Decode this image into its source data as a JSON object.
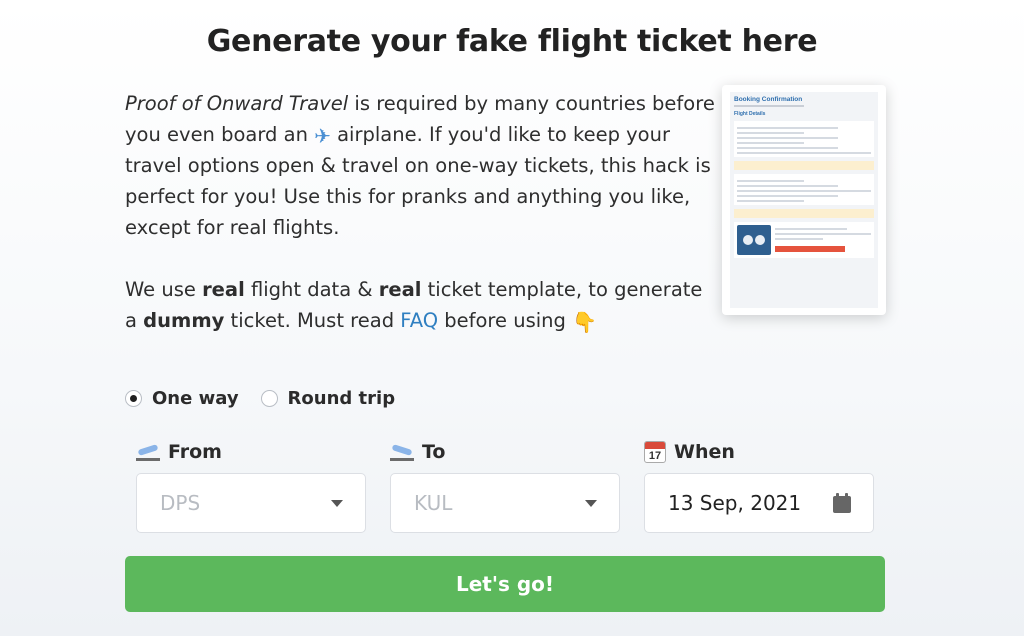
{
  "header": {
    "title": "Generate your fake flight ticket here"
  },
  "intro": {
    "p1_italic": "Proof of Onward Travel",
    "p1_a": " is required by many countries before you even board an ",
    "plane_emoji": "✈",
    "p1_b": " airplane. If you'd like to keep your travel options open & travel on one-way tickets, this hack is perfect for you! Use this for pranks and anything you like, except for real flights.",
    "p2_a": "We use ",
    "p2_b1": "real",
    "p2_c": " flight data & ",
    "p2_b2": "real",
    "p2_d": " ticket template, to generate a ",
    "p2_b3": "dummy",
    "p2_e": " ticket. Must read ",
    "faq_link": "FAQ",
    "p2_f": " before using ",
    "hand_emoji": "👇"
  },
  "preview": {
    "heading": "Booking Confirmation",
    "section": "Flight Details"
  },
  "trip_type": {
    "options": [
      {
        "label": "One way",
        "checked": true
      },
      {
        "label": "Round trip",
        "checked": false
      }
    ]
  },
  "fields": {
    "from": {
      "label": "From",
      "placeholder": "DPS",
      "icon": "departure-icon"
    },
    "to": {
      "label": "To",
      "placeholder": "KUL",
      "icon": "arrival-icon"
    },
    "when": {
      "label": "When",
      "value": "13 Sep, 2021",
      "icon": "calendar-icon",
      "icon_day": "17"
    }
  },
  "submit": {
    "label": "Let's go!"
  },
  "colors": {
    "accent": "#5cb85c",
    "link": "#2f7fc1"
  }
}
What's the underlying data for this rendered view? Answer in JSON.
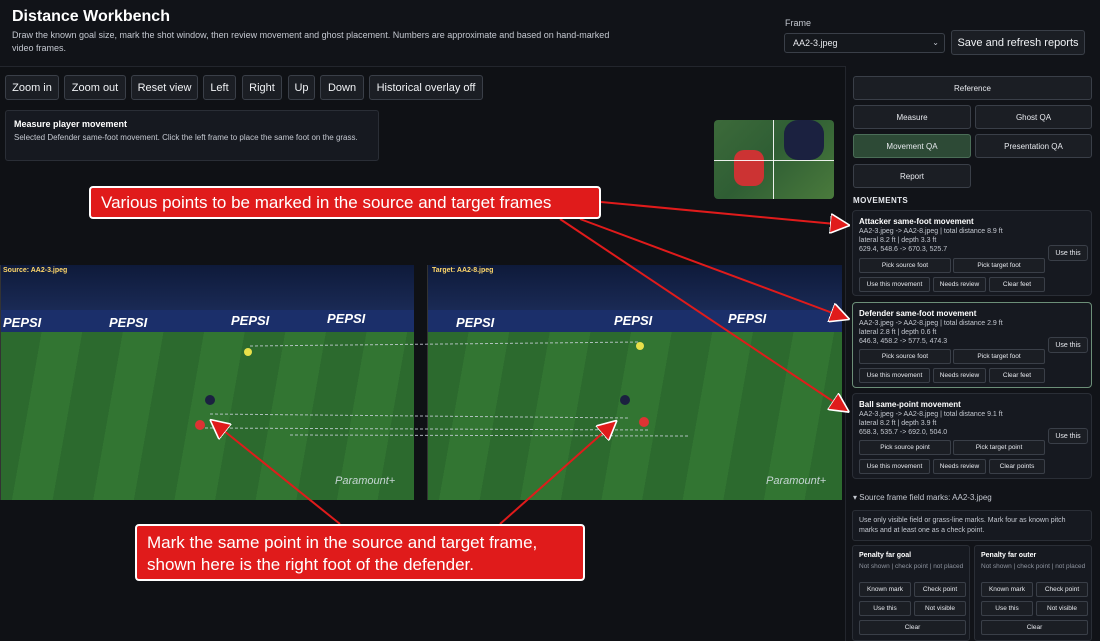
{
  "header": {
    "title": "Distance Workbench",
    "description": "Draw the known goal size, mark the shot window, then review movement and ghost placement. Numbers are approximate and based on hand-marked video frames.",
    "frame_label": "Frame",
    "frame_value": "AA2-3.jpeg",
    "save_label": "Save and refresh reports"
  },
  "toolbar": {
    "zoom_in": "Zoom in",
    "zoom_out": "Zoom out",
    "reset_view": "Reset view",
    "left": "Left",
    "right": "Right",
    "up": "Up",
    "down": "Down",
    "overlay": "Historical overlay off"
  },
  "measure": {
    "title": "Measure player movement",
    "text": "Selected Defender same-foot movement. Click the left frame to place the same foot on the grass."
  },
  "frames": {
    "source_label": "Source: AA2-3.jpeg",
    "target_label": "Target: AA2-8.jpeg",
    "board_text": "PEPSI",
    "watermark": "Paramount+"
  },
  "nav": {
    "reference": "Reference",
    "measure": "Measure",
    "ghost_qa": "Ghost QA",
    "movement_qa": "Movement QA",
    "presentation_qa": "Presentation QA",
    "report": "Report"
  },
  "movements": {
    "heading": "MOVEMENTS",
    "items": [
      {
        "title": "Attacker same-foot movement",
        "line1": "AA2-3.jpeg -> AA2-8.jpeg | total distance 8.9 ft",
        "line2": "lateral 8.2 ft | depth 3.3 ft",
        "line3": "629.4, 548.6 -> 670.3, 525.7",
        "pick_source": "Pick source foot",
        "pick_target": "Pick target foot",
        "use_movement": "Use this movement",
        "needs_review": "Needs review",
        "clear": "Clear feet",
        "use_this": "Use this"
      },
      {
        "title": "Defender same-foot movement",
        "line1": "AA2-3.jpeg -> AA2-8.jpeg | total distance 2.9 ft",
        "line2": "lateral 2.8 ft | depth 0.6 ft",
        "line3": "646.3, 458.2 -> 577.5, 474.3",
        "pick_source": "Pick source foot",
        "pick_target": "Pick target foot",
        "use_movement": "Use this movement",
        "needs_review": "Needs review",
        "clear": "Clear feet",
        "use_this": "Use this"
      },
      {
        "title": "Ball same-point movement",
        "line1": "AA2-3.jpeg -> AA2-8.jpeg | total distance 9.1 ft",
        "line2": "lateral 8.2 ft | depth 3.9 ft",
        "line3": "658.3, 535.7 -> 692.0, 504.0",
        "pick_source": "Pick source point",
        "pick_target": "Pick target point",
        "use_movement": "Use this movement",
        "needs_review": "Needs review",
        "clear": "Clear points",
        "use_this": "Use this"
      }
    ]
  },
  "field_marks": {
    "heading": "▾ Source frame field marks: AA2-3.jpeg",
    "note": "Use only visible field or grass-line marks. Mark four as known pitch marks and at least one as a check point.",
    "cards": [
      {
        "title": "Penalty far goal",
        "status": "Not shown | check point | not placed",
        "known": "Known mark",
        "check": "Check point",
        "use": "Use this",
        "not_visible": "Not visible",
        "clear": "Clear"
      },
      {
        "title": "Penalty far outer",
        "status": "Not shown | check point | not placed",
        "known": "Known mark",
        "check": "Check point",
        "use": "Use this",
        "not_visible": "Not visible",
        "clear": "Clear"
      }
    ]
  },
  "annotations": {
    "callout_top": "Various points to be marked in the source and target frames",
    "callout_bottom": "Mark the same point in the source and target frame, shown here is the right foot of the defender."
  },
  "colors": {
    "background": "#0f1115",
    "active_tab": "#2d4a36",
    "callout": "#e01b1b"
  }
}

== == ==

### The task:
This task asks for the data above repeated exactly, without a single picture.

### Solution to this problem:
Decode this image into its source data as a JSON object.
{
  "header": {
    "title": "Generate your fake flight ticket here"
  },
  "intro": {
    "p1_italic": "Proof of Onward Travel",
    "p1_a": " is required by many countries before you even board an ",
    "plane_emoji": "✈",
    "p1_b": " airplane. If you'd like to keep your travel options open & travel on one-way tickets, this hack is perfect for you! Use this for pranks and anything you like, except for real flights.",
    "p2_a": "We use ",
    "p2_b1": "real",
    "p2_c": " flight data & ",
    "p2_b2": "real",
    "p2_d": " ticket template, to generate a ",
    "p2_b3": "dummy",
    "p2_e": " ticket. Must read ",
    "faq_link": "FAQ",
    "p2_f": " before using ",
    "hand_emoji": "👇"
  },
  "preview": {
    "heading": "Booking Confirmation",
    "section": "Flight Details"
  },
  "trip_type": {
    "options": [
      {
        "label": "One way",
        "checked": true
      },
      {
        "label": "Round trip",
        "checked": false
      }
    ]
  },
  "fields": {
    "from": {
      "label": "From",
      "placeholder": "DPS",
      "icon": "departure-icon"
    },
    "to": {
      "label": "To",
      "placeholder": "KUL",
      "icon": "arrival-icon"
    },
    "when": {
      "label": "When",
      "value": "13 Sep, 2021",
      "icon": "calendar-icon",
      "icon_day": "17"
    }
  },
  "submit": {
    "label": "Let's go!"
  },
  "colors": {
    "accent": "#5cb85c",
    "link": "#2f7fc1"
  }
}
What's the underlying data for this rendered view? Answer in JSON.
{
  "header": {
    "title": "Distance Workbench",
    "description": "Draw the known goal size, mark the shot window, then review movement and ghost placement. Numbers are approximate and based on hand-marked video frames.",
    "frame_label": "Frame",
    "frame_value": "AA2-3.jpeg",
    "save_label": "Save and refresh reports"
  },
  "toolbar": {
    "zoom_in": "Zoom in",
    "zoom_out": "Zoom out",
    "reset_view": "Reset view",
    "left": "Left",
    "right": "Right",
    "up": "Up",
    "down": "Down",
    "overlay": "Historical overlay off"
  },
  "measure": {
    "title": "Measure player movement",
    "text": "Selected Defender same-foot movement. Click the left frame to place the same foot on the grass."
  },
  "frames": {
    "source_label": "Source: AA2-3.jpeg",
    "target_label": "Target: AA2-8.jpeg",
    "board_text": "PEPSI",
    "watermark": "Paramount+"
  },
  "nav": {
    "reference": "Reference",
    "measure": "Measure",
    "ghost_qa": "Ghost QA",
    "movement_qa": "Movement QA",
    "presentation_qa": "Presentation QA",
    "report": "Report"
  },
  "movements": {
    "heading": "MOVEMENTS",
    "items": [
      {
        "title": "Attacker same-foot movement",
        "line1": "AA2-3.jpeg -> AA2-8.jpeg | total distance 8.9 ft",
        "line2": "lateral 8.2 ft | depth 3.3 ft",
        "line3": "629.4, 548.6 -> 670.3, 525.7",
        "pick_source": "Pick source foot",
        "pick_target": "Pick target foot",
        "use_movement": "Use this movement",
        "needs_review": "Needs review",
        "clear": "Clear feet",
        "use_this": "Use this"
      },
      {
        "title": "Defender same-foot movement",
        "line1": "AA2-3.jpeg -> AA2-8.jpeg | total distance 2.9 ft",
        "line2": "lateral 2.8 ft | depth 0.6 ft",
        "line3": "646.3, 458.2 -> 577.5, 474.3",
        "pick_source": "Pick source foot",
        "pick_target": "Pick target foot",
        "use_movement": "Use this movement",
        "needs_review": "Needs review",
        "clear": "Clear feet",
        "use_this": "Use this"
      },
      {
        "title": "Ball same-point movement",
        "line1": "AA2-3.jpeg -> AA2-8.jpeg | total distance 9.1 ft",
        "line2": "lateral 8.2 ft | depth 3.9 ft",
        "line3": "658.3, 535.7 -> 692.0, 504.0",
        "pick_source": "Pick source point",
        "pick_target": "Pick target point",
        "use_movement": "Use this movement",
        "needs_review": "Needs review",
        "clear": "Clear points",
        "use_this": "Use this"
      }
    ]
  },
  "field_marks": {
    "heading": "▾ Source frame field marks: AA2-3.jpeg",
    "note": "Use only visible field or grass-line marks. Mark four as known pitch marks and at least one as a check point.",
    "cards": [
      {
        "title": "Penalty far goal",
        "status": "Not shown | check point | not placed",
        "known": "Known mark",
        "check": "Check point",
        "use": "Use this",
        "not_visible": "Not visible",
        "clear": "Clear"
      },
      {
        "title": "Penalty far outer",
        "status": "Not shown | check point | not placed",
        "known": "Known mark",
        "check": "Check point",
        "use": "Use this",
        "not_visible": "Not visible",
        "clear": "Clear"
      }
    ]
  },
  "annotations": {
    "callout_top": "Various points to be marked in the source and target frames",
    "callout_bottom": "Mark the same point in the source and target frame, shown here is the right foot of the defender."
  },
  "colors": {
    "background": "#0f1115",
    "active_tab": "#2d4a36",
    "callout": "#e01b1b"
  }
}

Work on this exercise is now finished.